_TASK DESCRIPTION_:
From the entries below, copy out every line with "data" in it.

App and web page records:
^^^^^^^^^^^^^^^^
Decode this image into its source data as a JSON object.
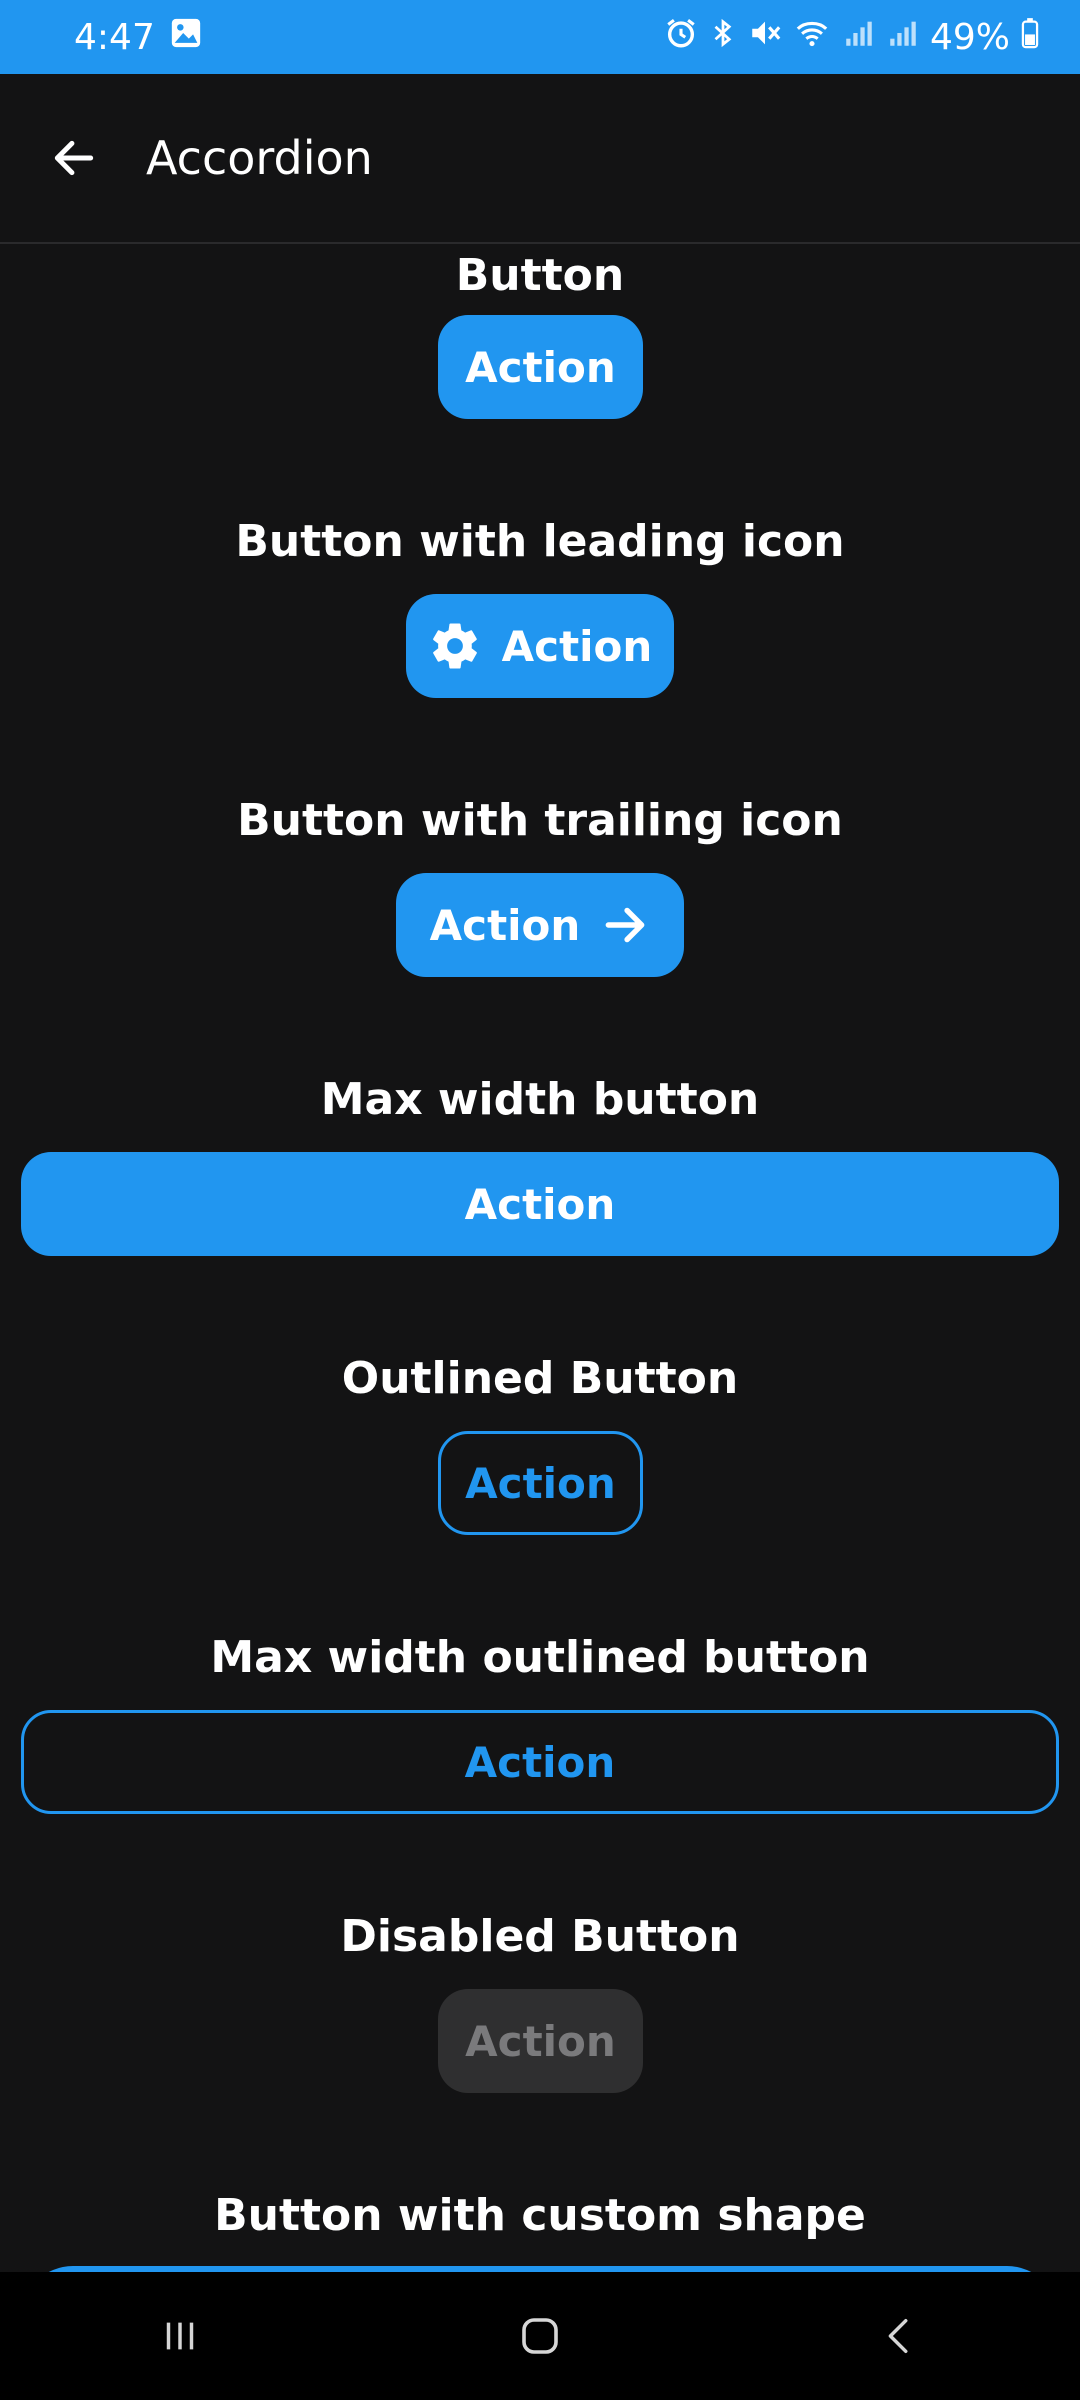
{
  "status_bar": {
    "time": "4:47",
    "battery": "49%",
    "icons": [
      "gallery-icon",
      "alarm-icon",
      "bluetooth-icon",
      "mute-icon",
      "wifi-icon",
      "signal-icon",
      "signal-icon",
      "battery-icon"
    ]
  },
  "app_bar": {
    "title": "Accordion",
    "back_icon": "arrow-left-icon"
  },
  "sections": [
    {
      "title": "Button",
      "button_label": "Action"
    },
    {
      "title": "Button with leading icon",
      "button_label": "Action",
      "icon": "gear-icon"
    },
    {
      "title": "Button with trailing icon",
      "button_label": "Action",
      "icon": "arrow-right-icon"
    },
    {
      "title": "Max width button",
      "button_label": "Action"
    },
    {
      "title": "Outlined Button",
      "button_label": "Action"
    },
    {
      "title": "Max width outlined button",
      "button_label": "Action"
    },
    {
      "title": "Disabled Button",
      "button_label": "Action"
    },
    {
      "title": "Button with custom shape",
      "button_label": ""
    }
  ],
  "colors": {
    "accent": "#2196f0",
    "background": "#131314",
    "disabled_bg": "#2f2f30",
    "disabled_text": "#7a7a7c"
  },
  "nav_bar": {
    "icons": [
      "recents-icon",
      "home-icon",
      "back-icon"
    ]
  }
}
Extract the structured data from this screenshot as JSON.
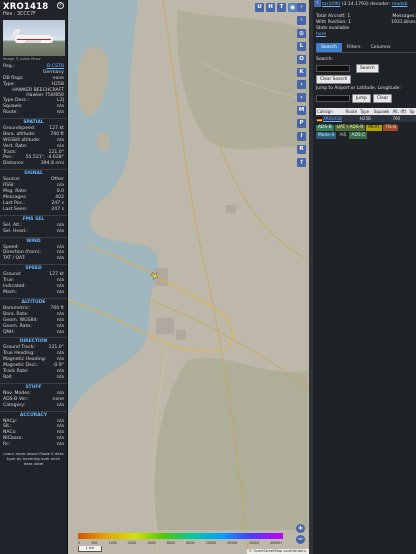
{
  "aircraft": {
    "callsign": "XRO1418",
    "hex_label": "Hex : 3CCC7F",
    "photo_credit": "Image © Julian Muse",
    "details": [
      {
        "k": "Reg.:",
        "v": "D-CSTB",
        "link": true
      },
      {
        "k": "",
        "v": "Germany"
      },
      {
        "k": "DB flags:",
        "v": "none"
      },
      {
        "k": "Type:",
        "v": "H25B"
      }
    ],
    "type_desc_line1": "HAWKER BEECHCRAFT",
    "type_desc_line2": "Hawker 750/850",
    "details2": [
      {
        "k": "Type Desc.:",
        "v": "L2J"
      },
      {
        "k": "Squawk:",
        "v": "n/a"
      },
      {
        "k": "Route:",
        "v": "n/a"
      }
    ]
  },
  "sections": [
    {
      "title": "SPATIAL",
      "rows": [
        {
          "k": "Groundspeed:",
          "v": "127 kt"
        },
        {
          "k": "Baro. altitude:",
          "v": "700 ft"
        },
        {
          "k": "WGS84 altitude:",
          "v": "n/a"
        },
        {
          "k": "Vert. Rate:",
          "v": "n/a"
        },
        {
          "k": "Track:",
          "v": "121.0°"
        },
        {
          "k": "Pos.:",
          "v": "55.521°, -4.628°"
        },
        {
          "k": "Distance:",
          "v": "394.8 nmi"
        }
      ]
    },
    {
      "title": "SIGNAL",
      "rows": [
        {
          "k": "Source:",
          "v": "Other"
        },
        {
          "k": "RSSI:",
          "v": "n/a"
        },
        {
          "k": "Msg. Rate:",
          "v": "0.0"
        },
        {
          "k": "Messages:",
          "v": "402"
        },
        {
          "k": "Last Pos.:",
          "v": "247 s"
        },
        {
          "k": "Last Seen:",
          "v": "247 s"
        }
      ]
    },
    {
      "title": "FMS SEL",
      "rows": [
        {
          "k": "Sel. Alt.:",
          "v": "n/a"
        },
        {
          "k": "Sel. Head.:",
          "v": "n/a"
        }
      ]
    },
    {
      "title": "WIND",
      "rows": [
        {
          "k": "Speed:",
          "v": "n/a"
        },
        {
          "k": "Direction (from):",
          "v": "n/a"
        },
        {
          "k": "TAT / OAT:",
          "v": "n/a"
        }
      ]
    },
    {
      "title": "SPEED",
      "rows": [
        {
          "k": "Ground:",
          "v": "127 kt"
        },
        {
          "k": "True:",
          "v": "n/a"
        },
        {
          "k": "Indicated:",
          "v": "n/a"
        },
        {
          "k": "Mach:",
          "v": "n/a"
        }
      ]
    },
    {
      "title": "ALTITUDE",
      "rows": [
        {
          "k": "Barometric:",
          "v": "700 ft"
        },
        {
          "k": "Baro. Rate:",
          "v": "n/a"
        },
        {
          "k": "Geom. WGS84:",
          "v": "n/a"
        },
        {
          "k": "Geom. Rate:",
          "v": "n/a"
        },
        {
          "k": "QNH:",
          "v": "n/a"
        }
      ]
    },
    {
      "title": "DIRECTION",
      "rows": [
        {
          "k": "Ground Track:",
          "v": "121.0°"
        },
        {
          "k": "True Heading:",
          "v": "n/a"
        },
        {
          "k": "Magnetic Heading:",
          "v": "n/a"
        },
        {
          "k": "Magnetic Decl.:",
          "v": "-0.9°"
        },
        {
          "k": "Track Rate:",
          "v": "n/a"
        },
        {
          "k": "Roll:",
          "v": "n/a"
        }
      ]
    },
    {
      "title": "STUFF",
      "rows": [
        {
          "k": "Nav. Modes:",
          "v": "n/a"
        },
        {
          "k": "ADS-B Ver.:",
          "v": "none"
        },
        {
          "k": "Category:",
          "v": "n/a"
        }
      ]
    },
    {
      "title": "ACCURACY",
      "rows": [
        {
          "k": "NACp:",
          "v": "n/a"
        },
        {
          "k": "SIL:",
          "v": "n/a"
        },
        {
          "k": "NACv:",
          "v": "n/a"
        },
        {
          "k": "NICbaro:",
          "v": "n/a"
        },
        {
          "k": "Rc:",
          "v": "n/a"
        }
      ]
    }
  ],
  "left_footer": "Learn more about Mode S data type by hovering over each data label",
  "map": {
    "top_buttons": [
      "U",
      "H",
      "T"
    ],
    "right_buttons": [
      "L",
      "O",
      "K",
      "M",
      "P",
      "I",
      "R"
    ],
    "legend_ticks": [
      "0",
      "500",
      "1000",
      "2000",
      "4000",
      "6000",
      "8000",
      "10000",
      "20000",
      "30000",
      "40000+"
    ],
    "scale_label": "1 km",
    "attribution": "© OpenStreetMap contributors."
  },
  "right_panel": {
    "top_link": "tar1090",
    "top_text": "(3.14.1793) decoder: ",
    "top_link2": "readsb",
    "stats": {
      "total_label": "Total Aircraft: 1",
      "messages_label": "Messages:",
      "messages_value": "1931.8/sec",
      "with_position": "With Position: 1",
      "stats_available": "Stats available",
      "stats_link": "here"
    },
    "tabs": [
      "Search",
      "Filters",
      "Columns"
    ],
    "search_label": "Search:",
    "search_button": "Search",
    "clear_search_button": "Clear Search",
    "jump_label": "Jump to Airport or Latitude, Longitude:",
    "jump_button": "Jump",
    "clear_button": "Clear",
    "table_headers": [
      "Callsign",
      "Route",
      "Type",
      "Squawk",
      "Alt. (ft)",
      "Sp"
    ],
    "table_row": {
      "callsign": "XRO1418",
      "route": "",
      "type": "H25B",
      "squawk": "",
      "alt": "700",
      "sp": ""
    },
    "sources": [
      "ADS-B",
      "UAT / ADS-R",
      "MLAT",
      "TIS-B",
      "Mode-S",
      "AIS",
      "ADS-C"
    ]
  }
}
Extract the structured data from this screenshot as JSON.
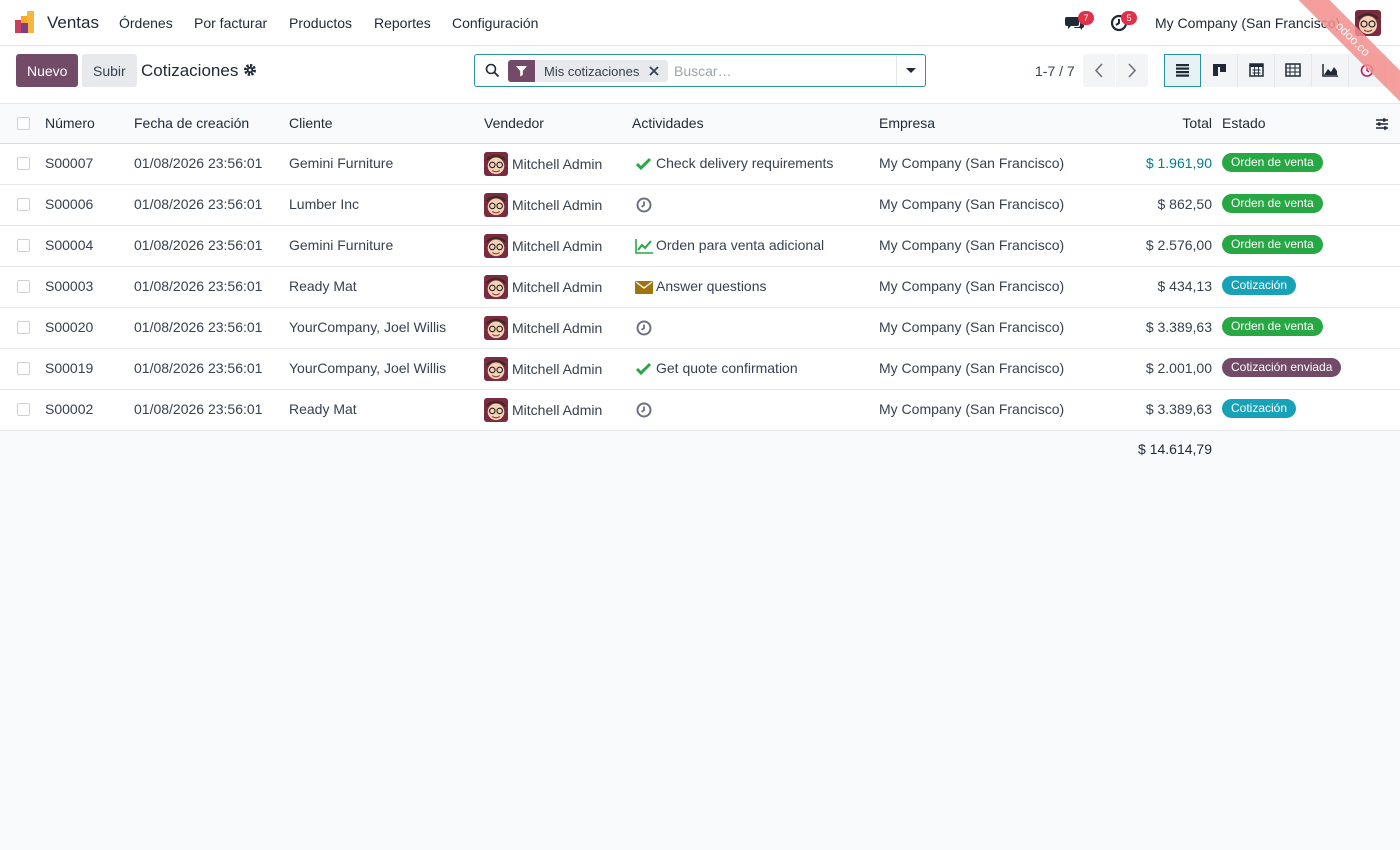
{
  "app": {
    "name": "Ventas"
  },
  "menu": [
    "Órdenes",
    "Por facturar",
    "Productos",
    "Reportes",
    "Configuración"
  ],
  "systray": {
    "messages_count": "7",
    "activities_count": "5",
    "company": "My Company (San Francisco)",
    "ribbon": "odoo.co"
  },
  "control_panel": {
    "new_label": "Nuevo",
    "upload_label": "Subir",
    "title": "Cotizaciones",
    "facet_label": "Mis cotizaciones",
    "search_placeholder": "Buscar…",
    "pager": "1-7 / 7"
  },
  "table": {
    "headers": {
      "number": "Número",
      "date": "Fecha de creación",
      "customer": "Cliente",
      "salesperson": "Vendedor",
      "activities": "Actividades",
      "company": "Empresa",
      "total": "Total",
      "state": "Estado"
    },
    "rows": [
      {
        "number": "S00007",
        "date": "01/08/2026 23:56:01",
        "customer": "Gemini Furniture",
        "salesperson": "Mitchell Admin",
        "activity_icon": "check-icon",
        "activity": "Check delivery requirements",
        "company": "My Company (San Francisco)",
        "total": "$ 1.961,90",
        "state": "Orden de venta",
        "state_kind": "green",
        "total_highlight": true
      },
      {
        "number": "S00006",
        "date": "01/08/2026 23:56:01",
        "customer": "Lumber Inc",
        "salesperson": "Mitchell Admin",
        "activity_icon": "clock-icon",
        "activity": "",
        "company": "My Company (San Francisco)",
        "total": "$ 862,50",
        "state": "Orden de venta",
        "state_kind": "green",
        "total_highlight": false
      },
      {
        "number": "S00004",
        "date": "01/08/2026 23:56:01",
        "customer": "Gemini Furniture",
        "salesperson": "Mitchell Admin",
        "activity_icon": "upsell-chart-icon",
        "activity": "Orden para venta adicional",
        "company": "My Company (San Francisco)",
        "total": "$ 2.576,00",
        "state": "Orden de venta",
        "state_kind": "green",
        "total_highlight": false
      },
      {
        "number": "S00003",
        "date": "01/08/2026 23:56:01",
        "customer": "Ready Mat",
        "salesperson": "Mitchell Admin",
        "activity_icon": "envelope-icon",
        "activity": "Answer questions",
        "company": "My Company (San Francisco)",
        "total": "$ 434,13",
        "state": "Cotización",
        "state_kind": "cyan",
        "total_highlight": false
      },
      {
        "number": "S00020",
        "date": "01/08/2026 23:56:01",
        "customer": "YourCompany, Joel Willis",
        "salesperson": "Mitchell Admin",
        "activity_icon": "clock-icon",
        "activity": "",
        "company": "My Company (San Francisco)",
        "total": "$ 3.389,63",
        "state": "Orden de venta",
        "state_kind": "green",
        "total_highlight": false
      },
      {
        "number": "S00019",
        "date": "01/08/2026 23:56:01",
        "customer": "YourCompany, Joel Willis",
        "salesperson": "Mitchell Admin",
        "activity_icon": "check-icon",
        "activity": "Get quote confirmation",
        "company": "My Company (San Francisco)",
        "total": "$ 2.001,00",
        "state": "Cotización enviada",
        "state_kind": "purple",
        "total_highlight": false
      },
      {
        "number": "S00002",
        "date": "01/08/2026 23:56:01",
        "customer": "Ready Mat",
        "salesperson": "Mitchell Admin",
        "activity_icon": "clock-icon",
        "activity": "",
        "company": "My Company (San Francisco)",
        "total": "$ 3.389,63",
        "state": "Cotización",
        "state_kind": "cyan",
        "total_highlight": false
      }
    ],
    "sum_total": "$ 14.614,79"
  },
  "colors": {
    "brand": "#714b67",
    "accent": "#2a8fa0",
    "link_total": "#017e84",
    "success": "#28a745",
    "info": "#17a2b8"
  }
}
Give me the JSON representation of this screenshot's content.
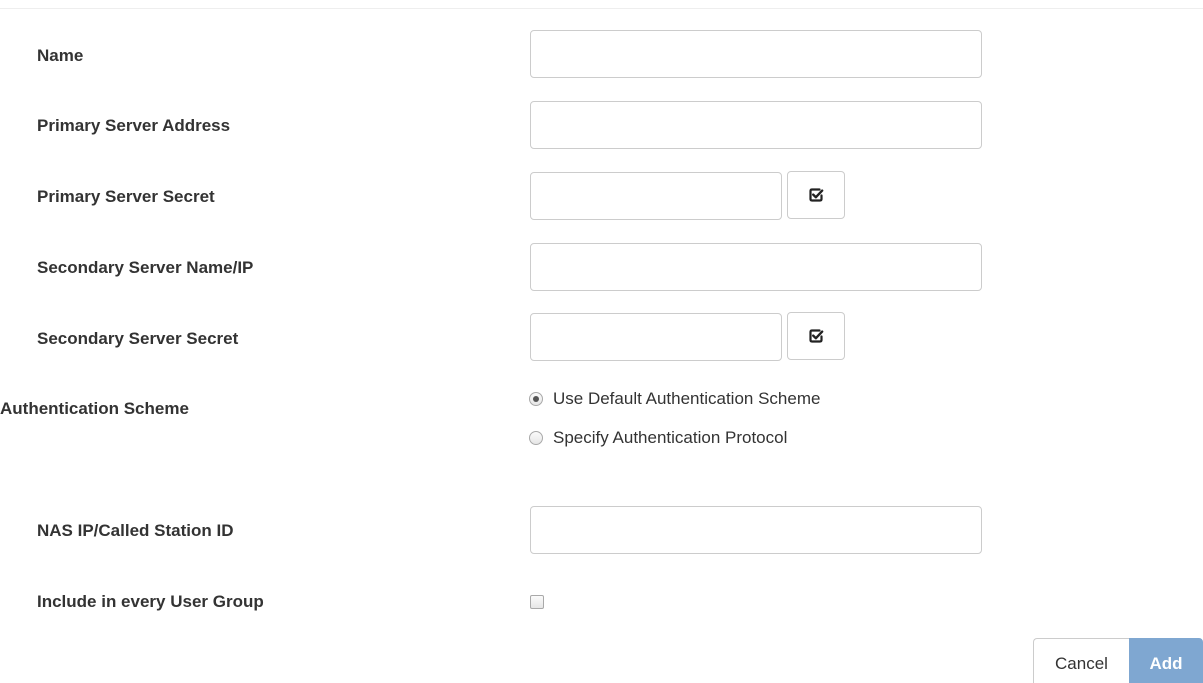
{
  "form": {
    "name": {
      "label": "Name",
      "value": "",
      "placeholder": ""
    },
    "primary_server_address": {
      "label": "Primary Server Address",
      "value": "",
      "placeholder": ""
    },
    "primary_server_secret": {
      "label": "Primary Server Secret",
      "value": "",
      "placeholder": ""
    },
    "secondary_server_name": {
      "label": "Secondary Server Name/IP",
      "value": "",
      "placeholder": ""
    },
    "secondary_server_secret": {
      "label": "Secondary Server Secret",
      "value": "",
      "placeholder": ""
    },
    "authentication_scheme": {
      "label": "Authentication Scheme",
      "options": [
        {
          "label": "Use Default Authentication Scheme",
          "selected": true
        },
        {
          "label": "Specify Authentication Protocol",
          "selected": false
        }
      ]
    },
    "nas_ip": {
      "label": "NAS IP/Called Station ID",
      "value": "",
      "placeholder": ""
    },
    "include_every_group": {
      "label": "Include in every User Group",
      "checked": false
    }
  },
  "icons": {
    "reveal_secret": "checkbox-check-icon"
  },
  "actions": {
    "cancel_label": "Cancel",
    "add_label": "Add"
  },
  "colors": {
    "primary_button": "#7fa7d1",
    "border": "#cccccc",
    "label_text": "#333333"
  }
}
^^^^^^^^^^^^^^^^
_ANSWER BOX_:
Decode this image into its source data as a JSON object.
Extract the structured data from this screenshot as JSON.
  "left_footer": "Learn more about Mode S data type by hovering over each data label",
Extract the structured data from this screenshot as JSON.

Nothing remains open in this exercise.